WHAT IS REQUIRED:
Output every record verbatim, and omit each picture.

INFORMATION:
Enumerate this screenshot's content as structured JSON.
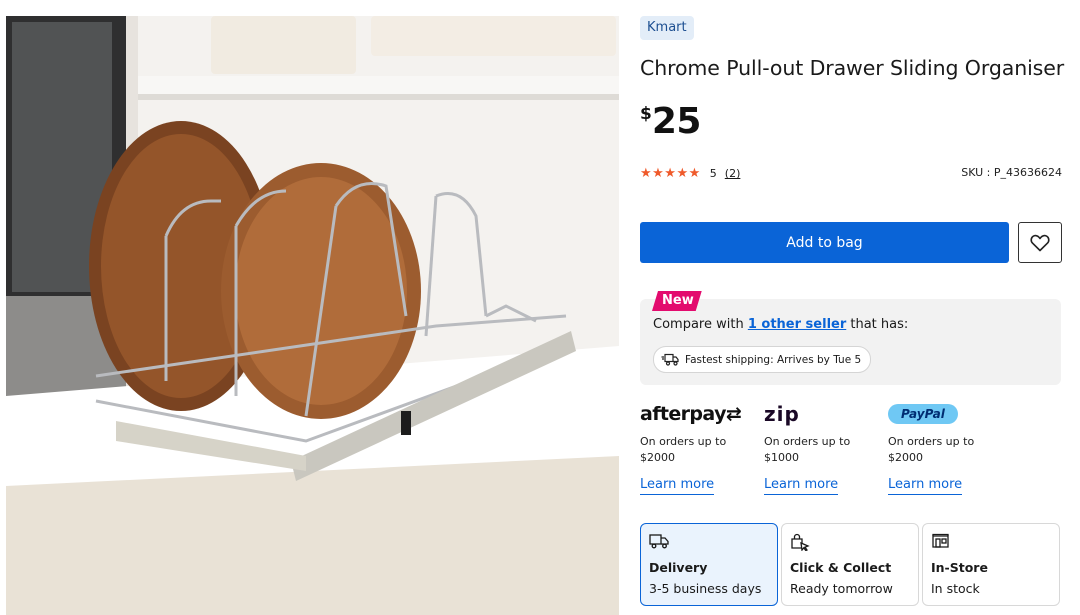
{
  "product": {
    "brand": "Kmart",
    "title": "Chrome Pull-out Drawer Sliding Organiser",
    "price_currency": "$",
    "price_amount": "25",
    "rating": {
      "stars": "★★★★★",
      "score": "5",
      "count": "(2)"
    },
    "sku": "SKU : P_43636624",
    "add_to_bag": "Add to bag"
  },
  "sellers": {
    "badge": "New",
    "compare_prefix": "Compare with ",
    "compare_link": "1 other seller",
    "compare_suffix": " that has:",
    "shipping_chip": "Fastest shipping: Arrives by Tue 5"
  },
  "payments": [
    {
      "name": "afterpay",
      "logo_text": "afterpay⇄",
      "desc": "On orders up to $2000",
      "link": "Learn more"
    },
    {
      "name": "zip",
      "logo_text": "zip",
      "desc": "On orders up to $1000",
      "link": "Learn more"
    },
    {
      "name": "paypal",
      "logo_text": "PayPal",
      "desc": "On orders up to $2000",
      "link": "Learn more"
    }
  ],
  "fulfilment": [
    {
      "icon": "delivery-truck-icon",
      "title": "Delivery",
      "subtitle": "3-5 business days",
      "selected": true
    },
    {
      "icon": "click-collect-icon",
      "title": "Click & Collect",
      "subtitle": "Ready tomorrow",
      "selected": false
    },
    {
      "icon": "store-icon",
      "title": "In-Store",
      "subtitle": "In stock",
      "selected": false
    }
  ],
  "colors": {
    "primary_blue": "#0a64d7",
    "new_badge": "#e30b6e",
    "stars": "#ef5a2b",
    "brand_badge_bg": "#e3edf8"
  }
}
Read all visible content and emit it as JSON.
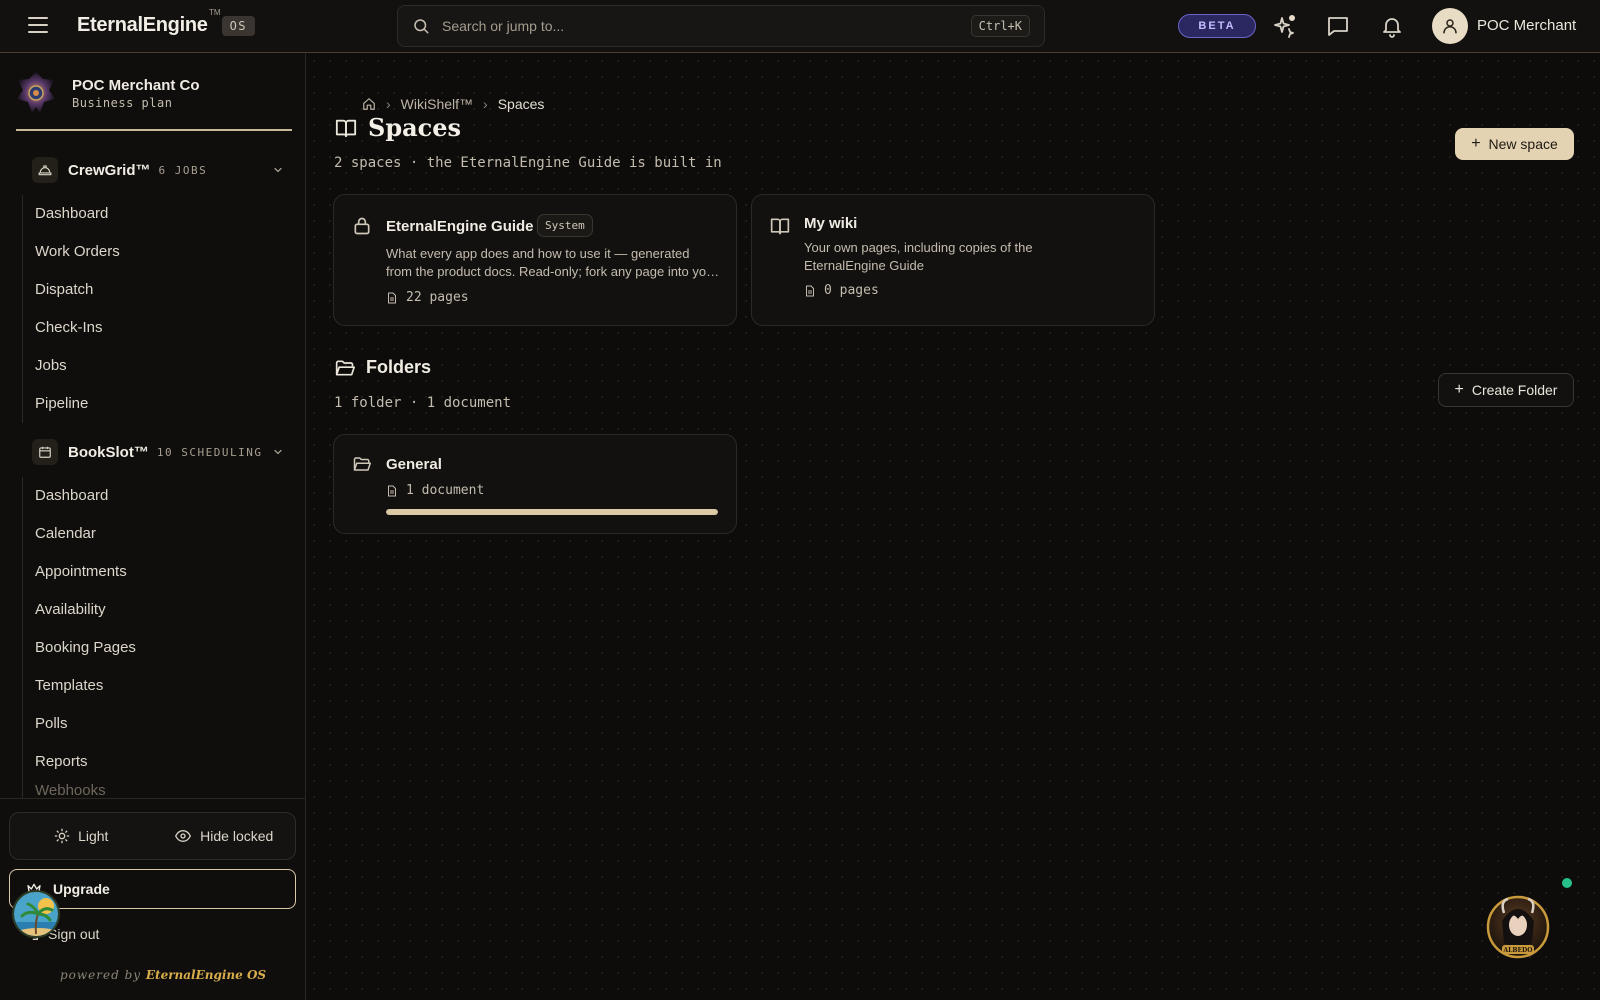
{
  "topbar": {
    "brand": "EternalEngine",
    "brand_tm": "TM",
    "brand_os": "OS",
    "search_placeholder": "Search or jump to...",
    "search_shortcut": "Ctrl+K",
    "beta_label": "BETA",
    "user_name": "POC Merchant"
  },
  "sidebar": {
    "org_name": "POC Merchant Co",
    "org_plan": "Business plan",
    "apps": [
      {
        "name": "CrewGrid™",
        "meta": "6 JOBS",
        "items": [
          "Dashboard",
          "Work Orders",
          "Dispatch",
          "Check-Ins",
          "Jobs",
          "Pipeline"
        ]
      },
      {
        "name": "BookSlot™",
        "meta": "10 SCHEDULING",
        "items": [
          "Dashboard",
          "Calendar",
          "Appointments",
          "Availability",
          "Booking Pages",
          "Templates",
          "Polls",
          "Reports",
          "Webhooks"
        ]
      }
    ],
    "light_label": "Light",
    "hide_locked_label": "Hide locked",
    "upgrade_label": "Upgrade",
    "signout_label": "Sign out",
    "powered_prefix": "powered by",
    "powered_brand": "EternalEngine OS"
  },
  "main": {
    "breadcrumb": [
      "WikiShelf™",
      "Spaces"
    ],
    "title": "Spaces",
    "subtitle": "2 spaces · the EternalEngine Guide is built in",
    "new_space_label": "New space",
    "spaces": [
      {
        "title": "EternalEngine Guide",
        "badge": "System",
        "desc_line1": "What every app does and how to use it — generated",
        "desc_line2": "from the product docs. Read-only; fork any page into your wiki to edit.",
        "pages": "22 pages"
      },
      {
        "title": "My wiki",
        "desc_line1": "Your own pages, including copies of the",
        "desc_line2": "EternalEngine Guide",
        "pages": "0 pages"
      }
    ],
    "folders_title": "Folders",
    "folders_subtitle": "1 folder · 1 document",
    "create_folder_label": "Create Folder",
    "folders": [
      {
        "title": "General",
        "docs": "1 document",
        "progress": 1.0
      }
    ],
    "assistant_label": "ALBEDO"
  },
  "colors": {
    "accent": "#e3d3b3",
    "beta": "#6c64c9",
    "status_online": "#27c08b",
    "powered_brand": "#d8ad4b"
  },
  "icons": {
    "menu": "hamburger-icon",
    "search": "search-icon",
    "sparkle": "sparkle-icon",
    "chat": "chat-icon",
    "bell": "bell-icon",
    "user": "user-icon",
    "home": "home-icon",
    "book": "book-open-icon",
    "lock": "lock-icon",
    "folder": "folder-open-icon",
    "doc": "document-icon"
  }
}
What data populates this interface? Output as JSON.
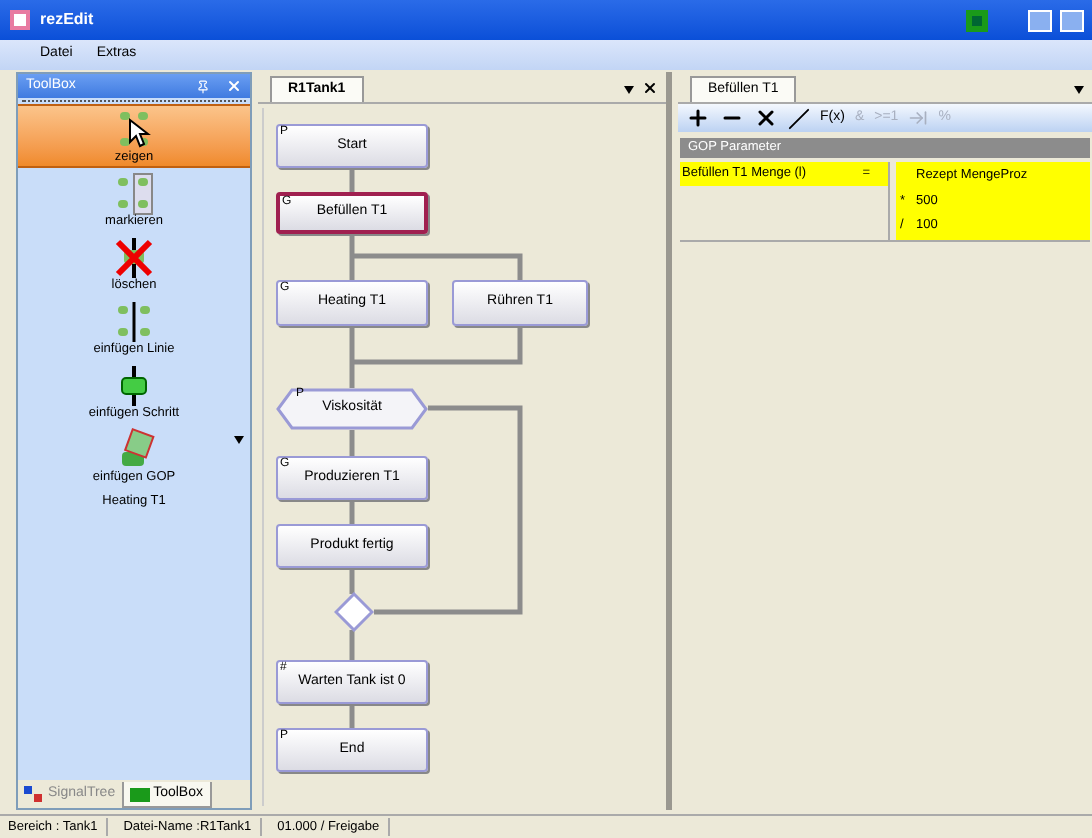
{
  "window": {
    "title": "rezEdit"
  },
  "menu": [
    "Datei",
    "Extras"
  ],
  "toolbox": {
    "title": "ToolBox",
    "items": [
      {
        "label": "zeigen",
        "selected": true
      },
      {
        "label": "markieren",
        "selected": false
      },
      {
        "label": "löschen",
        "selected": false
      },
      {
        "label": "einfügen Linie",
        "selected": false
      },
      {
        "label": "einfügen Schritt",
        "selected": false
      },
      {
        "label": "einfügen GOP",
        "selected": false
      }
    ],
    "current": "Heating T1",
    "tabs": [
      {
        "label": "SignalTree",
        "selected": false
      },
      {
        "label": "ToolBox",
        "selected": true
      }
    ]
  },
  "document": {
    "tab": "R1Tank1",
    "nodes": [
      {
        "kind": "step",
        "mark": "P",
        "label": "Start",
        "selected": false
      },
      {
        "kind": "step",
        "mark": "G",
        "label": "Befüllen T1",
        "selected": true
      },
      {
        "kind": "step",
        "mark": "G",
        "label": "Heating T1",
        "selected": false
      },
      {
        "kind": "step",
        "label": "Rühren T1",
        "selected": false
      },
      {
        "kind": "branch",
        "mark": "P",
        "label": "Viskosität",
        "selected": false
      },
      {
        "kind": "step",
        "mark": "G",
        "label": "Produzieren T1",
        "selected": false
      },
      {
        "kind": "step",
        "label": "Produkt fertig",
        "selected": false
      },
      {
        "kind": "merge",
        "selected": false
      },
      {
        "kind": "step",
        "mark": "#",
        "label": "Warten Tank ist 0",
        "selected": false
      },
      {
        "kind": "step",
        "mark": "P",
        "label": "End",
        "selected": false
      }
    ]
  },
  "parameters": {
    "tab": "Befüllen T1",
    "toolbar": [
      {
        "kind": "icon",
        "disabled": false
      },
      {
        "kind": "icon",
        "disabled": false
      },
      {
        "kind": "icon",
        "disabled": false
      },
      {
        "kind": "icon",
        "disabled": false
      },
      {
        "kind": "text",
        "label": "F(x)",
        "disabled": false
      },
      {
        "kind": "text",
        "label": "&",
        "disabled": true
      },
      {
        "kind": "text",
        "label": ">=1",
        "disabled": true
      },
      {
        "kind": "icon",
        "disabled": true
      },
      {
        "kind": "text",
        "label": "%",
        "disabled": true
      }
    ],
    "section": "GOP Parameter",
    "target": "Befüllen T1 Menge (l)",
    "operator": "=",
    "expression": [
      {
        "value": "Rezept MengeProz"
      },
      {
        "op": "*",
        "value": "500"
      },
      {
        "op": "/",
        "value": "100"
      }
    ]
  },
  "status_bar": [
    "Bereich : Tank1",
    "Datei-Name :R1Tank1",
    "01.000 / Freigabe"
  ]
}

SOLUTION:
Enumerate this screenshot's content as structured JSON.
{
  "product": {
    "brand": "Kmart",
    "title": "Chrome Pull-out Drawer Sliding Organiser",
    "price_currency": "$",
    "price_amount": "25",
    "rating": {
      "stars": "★★★★★",
      "score": "5",
      "count": "(2)"
    },
    "sku": "SKU : P_43636624",
    "add_to_bag": "Add to bag"
  },
  "sellers": {
    "badge": "New",
    "compare_prefix": "Compare with ",
    "compare_link": "1 other seller",
    "compare_suffix": " that has:",
    "shipping_chip": "Fastest shipping: Arrives by Tue 5"
  },
  "payments": [
    {
      "name": "afterpay",
      "logo_text": "afterpay⇄",
      "desc": "On orders up to $2000",
      "link": "Learn more"
    },
    {
      "name": "zip",
      "logo_text": "zip",
      "desc": "On orders up to $1000",
      "link": "Learn more"
    },
    {
      "name": "paypal",
      "logo_text": "PayPal",
      "desc": "On orders up to $2000",
      "link": "Learn more"
    }
  ],
  "fulfilment": [
    {
      "icon": "delivery-truck-icon",
      "title": "Delivery",
      "subtitle": "3-5 business days",
      "selected": true
    },
    {
      "icon": "click-collect-icon",
      "title": "Click & Collect",
      "subtitle": "Ready tomorrow",
      "selected": false
    },
    {
      "icon": "store-icon",
      "title": "In-Store",
      "subtitle": "In stock",
      "selected": false
    }
  ],
  "colors": {
    "primary_blue": "#0a64d7",
    "new_badge": "#e30b6e",
    "stars": "#ef5a2b",
    "brand_badge_bg": "#e3edf8"
  }
}
Read all visible content and emit it as JSON.
{
  "topbar": {
    "brand": "EternalEngine",
    "brand_tm": "TM",
    "brand_os": "OS",
    "search_placeholder": "Search or jump to...",
    "search_shortcut": "Ctrl+K",
    "beta_label": "BETA",
    "user_name": "POC Merchant"
  },
  "sidebar": {
    "org_name": "POC Merchant Co",
    "org_plan": "Business plan",
    "apps": [
      {
        "name": "CrewGrid™",
        "meta": "6 JOBS",
        "items": [
          "Dashboard",
          "Work Orders",
          "Dispatch",
          "Check-Ins",
          "Jobs",
          "Pipeline"
        ]
      },
      {
        "name": "BookSlot™",
        "meta": "10 SCHEDULING",
        "items": [
          "Dashboard",
          "Calendar",
          "Appointments",
          "Availability",
          "Booking Pages",
          "Templates",
          "Polls",
          "Reports",
          "Webhooks"
        ]
      }
    ],
    "light_label": "Light",
    "hide_locked_label": "Hide locked",
    "upgrade_label": "Upgrade",
    "signout_label": "Sign out",
    "powered_prefix": "powered by",
    "powered_brand": "EternalEngine OS"
  },
  "main": {
    "breadcrumb": [
      "WikiShelf™",
      "Spaces"
    ],
    "title": "Spaces",
    "subtitle": "2 spaces · the EternalEngine Guide is built in",
    "new_space_label": "New space",
    "spaces": [
      {
        "title": "EternalEngine Guide",
        "badge": "System",
        "desc_line1": "What every app does and how to use it — generated",
        "desc_line2": "from the product docs. Read-only; fork any page into your wiki to edit.",
        "pages": "22 pages"
      },
      {
        "title": "My wiki",
        "desc_line1": "Your own pages, including copies of the",
        "desc_line2": "EternalEngine Guide",
        "pages": "0 pages"
      }
    ],
    "folders_title": "Folders",
    "folders_subtitle": "1 folder · 1 document",
    "create_folder_label": "Create Folder",
    "folders": [
      {
        "title": "General",
        "docs": "1 document",
        "progress": 1.0
      }
    ],
    "assistant_label": "ALBEDO"
  },
  "colors": {
    "accent": "#e3d3b3",
    "beta": "#6c64c9",
    "status_online": "#27c08b",
    "powered_brand": "#d8ad4b"
  },
  "icons": {
    "menu": "hamburger-icon",
    "search": "search-icon",
    "sparkle": "sparkle-icon",
    "chat": "chat-icon",
    "bell": "bell-icon",
    "user": "user-icon",
    "home": "home-icon",
    "book": "book-open-icon",
    "lock": "lock-icon",
    "folder": "folder-open-icon",
    "doc": "document-icon"
  }
}
What data populates this interface? Output as JSON.
{
  "window": {
    "title": "rezEdit"
  },
  "menu": [
    "Datei",
    "Extras"
  ],
  "toolbox": {
    "title": "ToolBox",
    "items": [
      {
        "label": "zeigen",
        "selected": true
      },
      {
        "label": "markieren",
        "selected": false
      },
      {
        "label": "löschen",
        "selected": false
      },
      {
        "label": "einfügen Linie",
        "selected": false
      },
      {
        "label": "einfügen Schritt",
        "selected": false
      },
      {
        "label": "einfügen GOP",
        "selected": false
      }
    ],
    "current": "Heating T1",
    "tabs": [
      {
        "label": "SignalTree",
        "selected": false
      },
      {
        "label": "ToolBox",
        "selected": true
      }
    ]
  },
  "document": {
    "tab": "R1Tank1",
    "nodes": [
      {
        "kind": "step",
        "mark": "P",
        "label": "Start",
        "selected": false
      },
      {
        "kind": "step",
        "mark": "G",
        "label": "Befüllen T1",
        "selected": true
      },
      {
        "kind": "step",
        "mark": "G",
        "label": "Heating T1",
        "selected": false
      },
      {
        "kind": "step",
        "label": "Rühren T1",
        "selected": false
      },
      {
        "kind": "branch",
        "mark": "P",
        "label": "Viskosität",
        "selected": false
      },
      {
        "kind": "step",
        "mark": "G",
        "label": "Produzieren T1",
        "selected": false
      },
      {
        "kind": "step",
        "label": "Produkt fertig",
        "selected": false
      },
      {
        "kind": "merge",
        "selected": false
      },
      {
        "kind": "step",
        "mark": "#",
        "label": "Warten Tank ist 0",
        "selected": false
      },
      {
        "kind": "step",
        "mark": "P",
        "label": "End",
        "selected": false
      }
    ]
  },
  "parameters": {
    "tab": "Befüllen T1",
    "toolbar": [
      {
        "kind": "icon",
        "disabled": false
      },
      {
        "kind": "icon",
        "disabled": false
      },
      {
        "kind": "icon",
        "disabled": false
      },
      {
        "kind": "icon",
        "disabled": false
      },
      {
        "kind": "text",
        "label": "F(x)",
        "disabled": false
      },
      {
        "kind": "text",
        "label": "&",
        "disabled": true
      },
      {
        "kind": "text",
        "label": ">=1",
        "disabled": true
      },
      {
        "kind": "icon",
        "disabled": true
      },
      {
        "kind": "text",
        "label": "%",
        "disabled": true
      }
    ],
    "section": "GOP Parameter",
    "target": "Befüllen T1 Menge (l)",
    "operator": "=",
    "expression": [
      {
        "value": "Rezept MengeProz"
      },
      {
        "op": "*",
        "value": "500"
      },
      {
        "op": "/",
        "value": "100"
      }
    ]
  },
  "status_bar": [
    "Bereich : Tank1",
    "Datei-Name :R1Tank1",
    "01.000 / Freigabe"
  ]
}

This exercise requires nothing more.